In that parallel universe known as noir, a world of heated bodies, doubled indemnities, and ringing postmen, Vicki Hendricks has staked her claim-with a speargun. The Hollywood, Florida resident's first novel, [beginital] Miami Purity [endital], established her as a fearless explorer of the darker side of the female heart. Her sophomore outing, Iguana Love, is an equally outrageous portrait of a woman at the mercy of sexual passions she can barely control.
Ramona Romano is bored with married life in Miami, hoping for a dramatic change. Her mother knows what she needs: "a hardworking husband without tattoos." But Gary's just not enough. Leaving him in front of the television one night, she hightails it over to Biscayne Bay to Seabirds, a local bar frequented by divers. Once there, she's confused about what she wants: Enzo, "the dark circling shadow" in her mind? Charley, "thin and sinewy as a Cousteau?" Or maybe Dennis, "an enormous, dark, bodybuilder?"
It soon becomes clear that Mona (love that name) won't rest until she's had them all, and a few more besides. The ensuing complications, which range from juggling dates, to decapitated snakes, to being left for dead in the Atlantic Ocean, are all propelled by Mona's insatiable desire. And there's that iguana, one strangely attractive lizard among so many, many more.
Hendricks' technical trick is to switch the sex of the noir hero. Mona possesses the rare freedom of looking at men as promising hunks of sexual capital. In her focused and practiced gaze, the males within her vision resolve themselves into a swirl of tight rumps, tapered torsos, and curly hair that disappears up their thighs into the steamy promise of their shorts. Antimatter such as Alan Alda, coming into contact with this world, would simply and instantaneously disappear.
A classic noir hero(ine), she confesses late in the book about her conquest: "I couldn't deny that our relationship was pathological. My autonomy was shot. But I didn't care. . . . I hated him and his power over me, yet I admired and worshipped every monstrous, evil molecule of him."
Despite the ongoing sexual gymnastics, this book is principally about female desire, an unabashed account not of arousal, but of the erotics of arousing others. Mona finds what is most desirable in men is their desire for her, and the more men she can simultaneously interest, the more arousing she finds it.
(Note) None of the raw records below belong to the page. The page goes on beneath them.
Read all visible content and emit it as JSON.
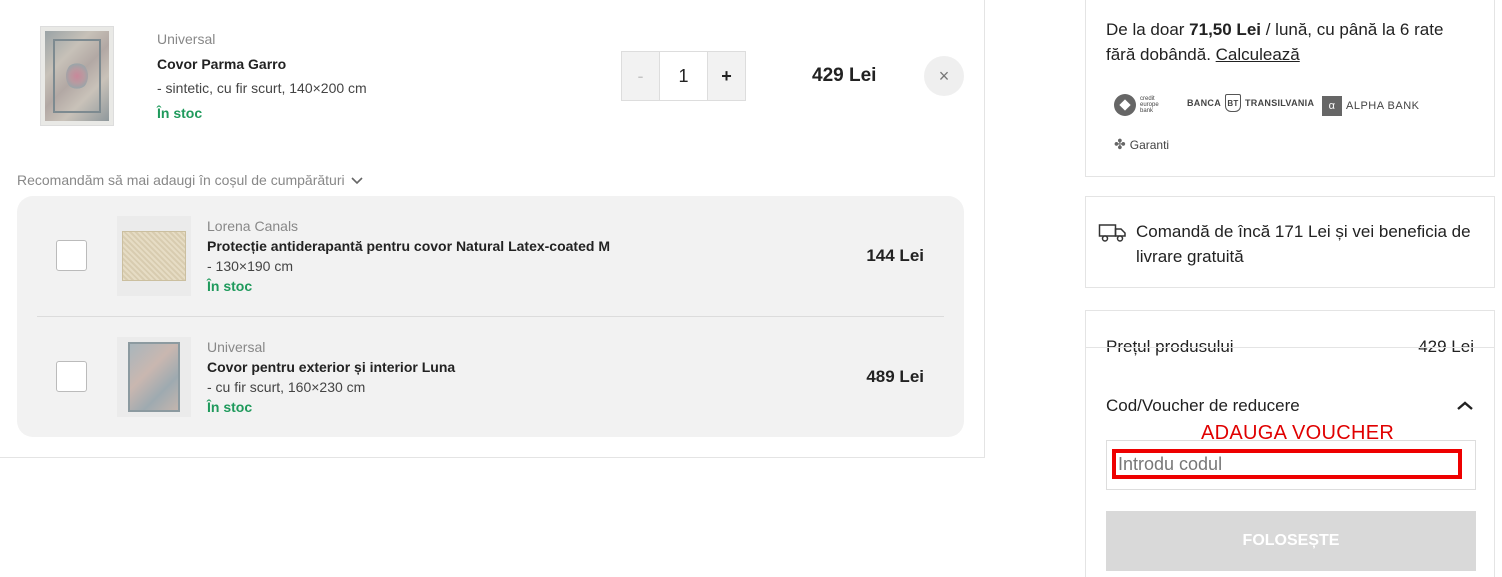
{
  "cart_item": {
    "brand": "Universal",
    "name": "Covor Parma Garro",
    "description": "- sintetic, cu fir scurt, 140×200 cm",
    "stock": "În stoc",
    "quantity": "1",
    "minus_label": "-",
    "plus_label": "+",
    "price": "429 Lei",
    "remove_icon": "×"
  },
  "recommendations": {
    "title": "Recomandăm să mai adaugi în coșul de cumpărături",
    "chevron": "⌄",
    "items": [
      {
        "brand": "Lorena Canals",
        "name": "Protecție antiderapantă pentru covor Natural Latex-coated M",
        "description": "- 130×190 cm",
        "stock": "În stoc",
        "price": "144 Lei"
      },
      {
        "brand": "Universal",
        "name": "Covor pentru exterior și interior Luna",
        "description": "- cu fir scurt, 160×230 cm",
        "stock": "În stoc",
        "price": "489 Lei"
      }
    ]
  },
  "installments": {
    "prefix": "De la doar ",
    "amount": "71,50 Lei",
    "suffix": " / lună, cu până la 6 rate fără dobândă. ",
    "link": "Calculează",
    "banks": {
      "cre_line1": "credit",
      "cre_line2": "europe",
      "cre_line3": "bank",
      "bt_left": "BANCA",
      "bt_mark": "BT",
      "bt_right": "TRANSILVANIA",
      "alpha_mark": "α",
      "alpha": "ALPHA BANK",
      "garanti_mark": "✤",
      "garanti": "Garanti"
    }
  },
  "delivery": {
    "text": "Comandă de încă 171 Lei și vei beneficia de livrare gratuită"
  },
  "summary": {
    "price_label": "Prețul produsului",
    "price_value": "429 Lei",
    "voucher_label": "Cod/Voucher de reducere",
    "chevron": "︿",
    "annotation": "ADAUGA VOUCHER",
    "code_placeholder": "Introdu codul",
    "apply_label": "FOLOSEȘTE"
  },
  "colors": {
    "stock_green": "#1f9a5c",
    "annotation_red": "#e00000"
  }
}
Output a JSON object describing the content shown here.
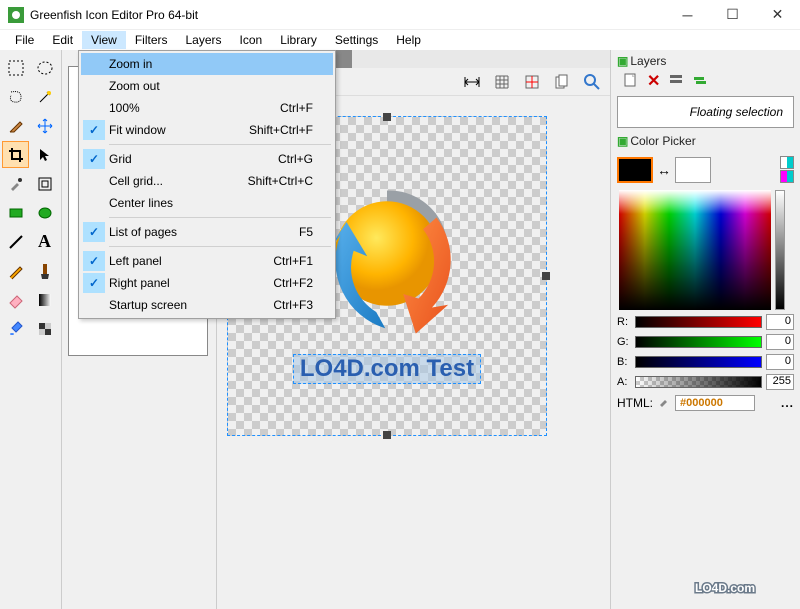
{
  "title": "Greenfish Icon Editor Pro 64-bit",
  "menu": [
    "File",
    "Edit",
    "View",
    "Filters",
    "Layers",
    "Icon",
    "Library",
    "Settings",
    "Help"
  ],
  "activeMenuIndex": 2,
  "viewMenu": [
    {
      "label": "Zoom in",
      "shortcut": "",
      "checked": false,
      "hover": true
    },
    {
      "label": "Zoom out",
      "shortcut": "",
      "checked": false
    },
    {
      "label": "100%",
      "shortcut": "Ctrl+F",
      "checked": false
    },
    {
      "label": "Fit window",
      "shortcut": "Shift+Ctrl+F",
      "checked": true
    },
    {
      "sep": true
    },
    {
      "label": "Grid",
      "shortcut": "Ctrl+G",
      "checked": true
    },
    {
      "label": "Cell grid...",
      "shortcut": "Shift+Ctrl+C",
      "checked": false
    },
    {
      "label": "Center lines",
      "shortcut": "",
      "checked": false
    },
    {
      "sep": true
    },
    {
      "label": "List of pages",
      "shortcut": "F5",
      "checked": true
    },
    {
      "sep": true
    },
    {
      "label": "Left panel",
      "shortcut": "Ctrl+F1",
      "checked": true
    },
    {
      "label": "Right panel",
      "shortcut": "Ctrl+F2",
      "checked": true
    },
    {
      "label": "Startup screen",
      "shortcut": "Ctrl+F3",
      "checked": false
    }
  ],
  "docTabClose": "×",
  "layers": {
    "title": "Layers",
    "selection": "Floating selection"
  },
  "colorPicker": {
    "title": "Color Picker"
  },
  "rgba": {
    "r": "0",
    "g": "0",
    "b": "0",
    "a": "255"
  },
  "rgbaLabels": {
    "r": "R:",
    "g": "G:",
    "b": "B:",
    "a": "A:"
  },
  "htmlLabel": "HTML:",
  "htmlValue": "#000000",
  "canvasText": "LO4D.com Test",
  "watermark": "LO4D.com"
}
Hendricks is onto something here, because as an author, like her heroine, she wants to have it both ways: feminist in her frankness about Mona's desires, yet traditionally masculine in her concern with the body of the desired object.
Had a man written about women this way (and of course they have and do), he'd be accused of objectifying women. One part James M. Cain and one part Mickey Spillane, Hendricks' prose comes across as a studied gender reversal, or as a slightly silly and guilty pleasure for women who appreciate men for their physical qualities. A man this sexualized would be denounced as a predator. Ms. Hendricks wants us to take Mona a bit differently, as a woman who knows her pleasures and takes them where she can.
What's ultimately most striking about Mona's psychology is that her responses to the male body seem to be less female and more those of a gay man. I can imagine that if she keeps writing this way she will become the queen of a small but avid coterie of men who love men, who just can't get enough of her Female Gaze.
Unfortunately for all of us, Babs Stanwyck isn't around to play Ramona in the movie version. Picture Gretchen Mol, glistening in a South Florida sweat, licking her pouty lips, having a little trouble with that clingy halter top, surveying the divers in the bar. The only thing she can't control in the bar is herself. Who'll it be tonight?